I hope that, much like my students must learn something new in my class every day, I continue to learn as an educator, to play with methods and practices, never to become complacent. To believe, for as long as the generations continue to evolve and change, that everything is on trial.
April 13th, 2010
1) Arrive in London. Ignore jet lag. The literary ghosts and spirits are waiting for you.
2) Go to Virginia Woolf’s former residence at 46 Gordon Square. Stand outside the front door. Bawl.
3) Have dinner at the Fitzroy Pub. Note that outside the door leading to the downstairs eating area hangs a sign: “Writers and Artists Convene Downstairs.” Unfortunately, the door might be locked, and you will have to eat your steak and kidney pud’ upstairs with the lay.
4) Go to the Courtauld Gallery. Admire the paintings of Vanessa Bell and Duncan Grant.
5) Take a train to Canterbury. Gape at the cathedral. Try not to fall down the marble steps that have been worn down by the feet of pilgrims across the generations.
6) Go to the British Library. Admire the original manuscripts of Beowulf and Magna Carta, a page from Virginia Woolf’s diary, a handwritten poem from Sylvia Plath, and Lewis Carroll’s original text and illustrations of Alice in Wonderland.
7) Meet your mentor. Become reinspired to write between sips of tea and conversation in a lovely English garden.
8) Find yourself in the establishment where George Orwell used to hang out. It’s not on a map; fate will bring you there. Jump up and down when the owner gives you an inscribed copy of 1984.
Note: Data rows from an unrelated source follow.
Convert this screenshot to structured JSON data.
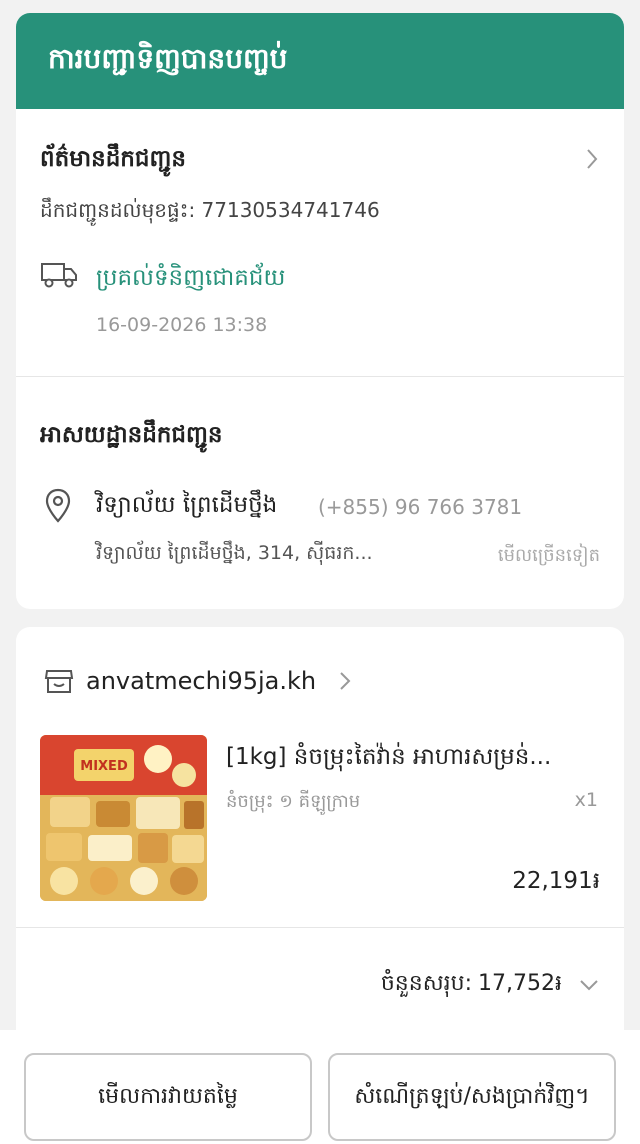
{
  "header": {
    "title": "ការបញ្ជាទិញបានបញ្ចប់"
  },
  "shipping": {
    "title": "ព័ត៌មានដឹកជញ្ជូន",
    "tracking": "ដឹកជញ្ជូនដល់មុខផ្ទះ: 77130534741746",
    "status": "ប្រគល់ទំនិញជោគជ័យ",
    "time": "16-09-2026 13:38"
  },
  "address": {
    "title": "អាសយដ្ឋានដឹកជញ្ជូន",
    "name": "វិទ្យាល័យ ព្រៃដើមថ្នឹង",
    "phone": "(+855) 96 766 3781",
    "line": "វិទ្យាល័យ ព្រៃដើមថ្នឹង, 314, ស៊ីធរក...",
    "more": "មើលច្រើនទៀត"
  },
  "shop": {
    "name": "anvatmechi95ja.kh"
  },
  "product": {
    "title": "[1kg] នំចម្រុះតៃវ៉ាន់ អាហារសម្រន់...",
    "variant": "នំចម្រុះ ១ គីឡូក្រាម",
    "qty": "x1",
    "price": "22,191៛",
    "thumb_label": "MIXED"
  },
  "summary": {
    "label": "ចំនួនសរុប:",
    "value": "17,752៛"
  },
  "actions": {
    "review": "មើលការវាយតម្លៃ",
    "return": "សំណើត្រឡប់/សងប្រាក់វិញ។"
  },
  "colors": {
    "accent": "#27917a"
  }
}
9) Eat your last scone, buy your last book, board a flight back to reality. But don’t worry. The spirit of Bloomsbury, of London, of literary adventure will stay with you after you go back to everyday life.